What to produce:
From the entries that follow, gather each line holding the word "icon".

Data for analysis:
* * * * *

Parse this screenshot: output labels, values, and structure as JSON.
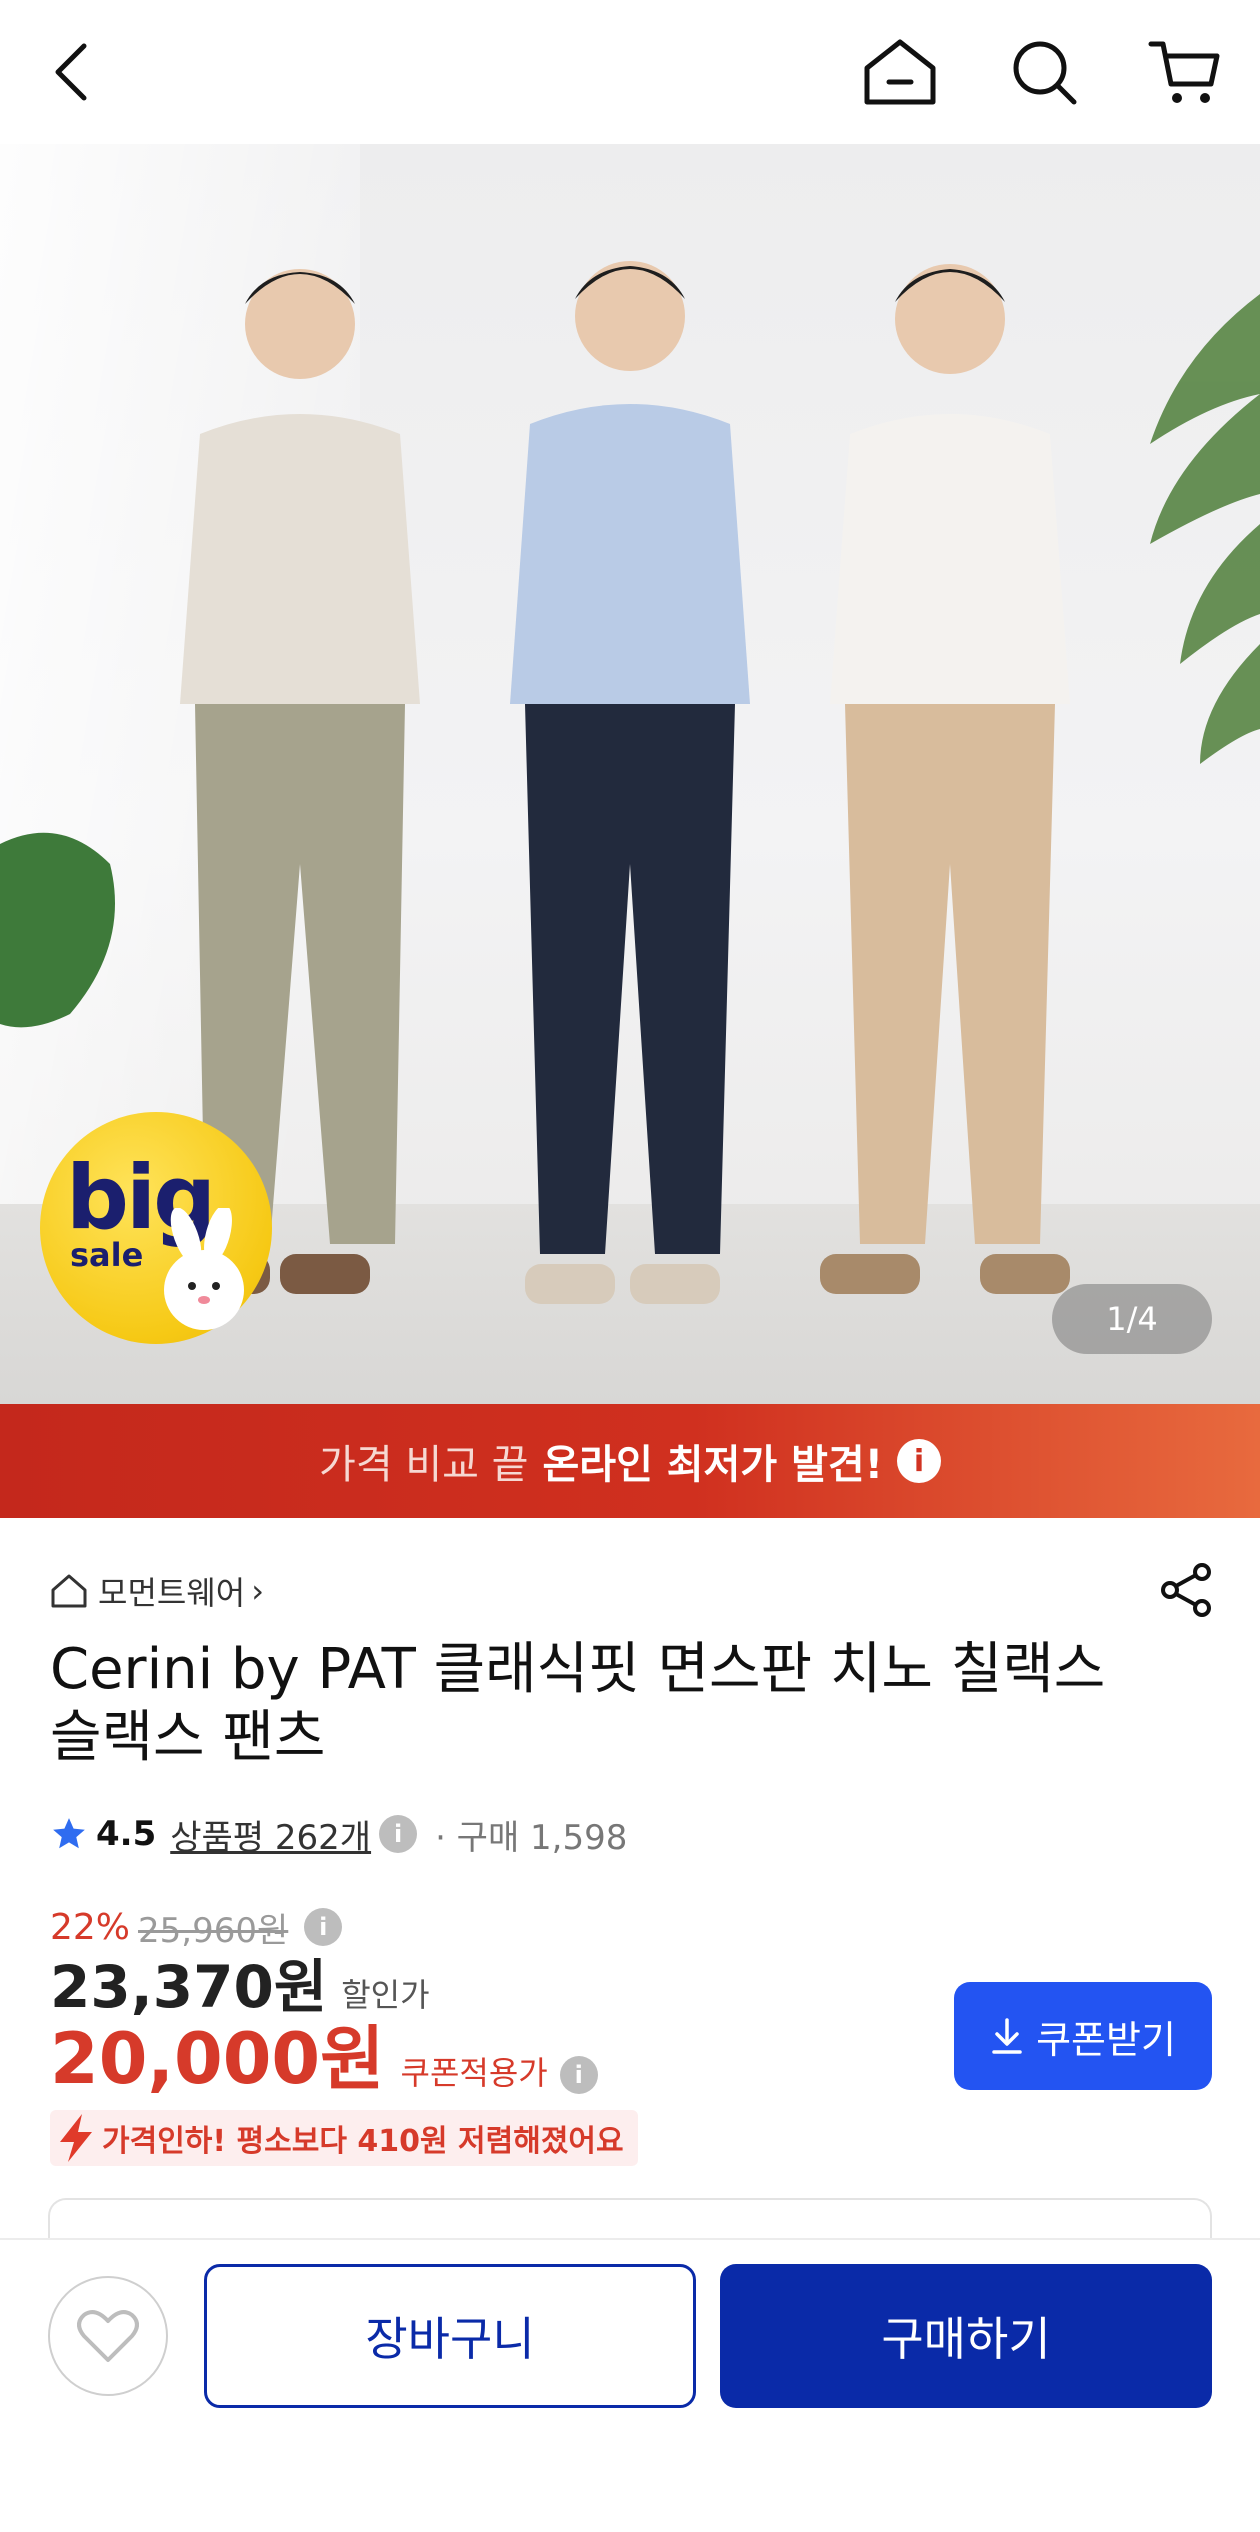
{
  "nav": {
    "back_icon": "chevron-left-icon",
    "home_icon": "home-icon",
    "search_icon": "search-icon",
    "cart_icon": "cart-icon"
  },
  "hero": {
    "counter": "1/4",
    "badge": {
      "big": "big",
      "sale": "sale"
    }
  },
  "promo": {
    "pre": "가격 비교 끝",
    "strong": "온라인 최저가 발견!",
    "info": "i",
    "colors": {
      "start": "#c4281c",
      "end": "#e86a3e"
    }
  },
  "product": {
    "store": "모먼트웨어",
    "store_chevron": "›",
    "title": "Cerini by PAT 클래식핏 면스판 치노 칠랙스 슬랙스 팬츠",
    "rating": "4.5",
    "review_label": "상품평 262개",
    "buys": "· 구매 1,598",
    "discount_rate": "22%",
    "original_price": "25,960원",
    "sale_price": "23,370원",
    "sale_label": "할인가",
    "coupon_price": "20,000원",
    "coupon_label": "쿠폰적용가",
    "coupon_button": "쿠폰받기",
    "price_drop": "가격인하! 평소보다 410원 저렴해졌어요",
    "info": "i"
  },
  "bottom": {
    "cart_button": "장바구니",
    "buy_button": "구매하기"
  },
  "colors": {
    "accent_blue": "#2354f2",
    "primary_navy": "#0a2aa8",
    "sale_red": "#d63a2a"
  }
}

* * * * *

Exercise answer:
    "back_icon": "chevron-left-icon",
    "home_icon": "home-icon",
    "search_icon": "search-icon",
    "cart_icon": "cart-icon"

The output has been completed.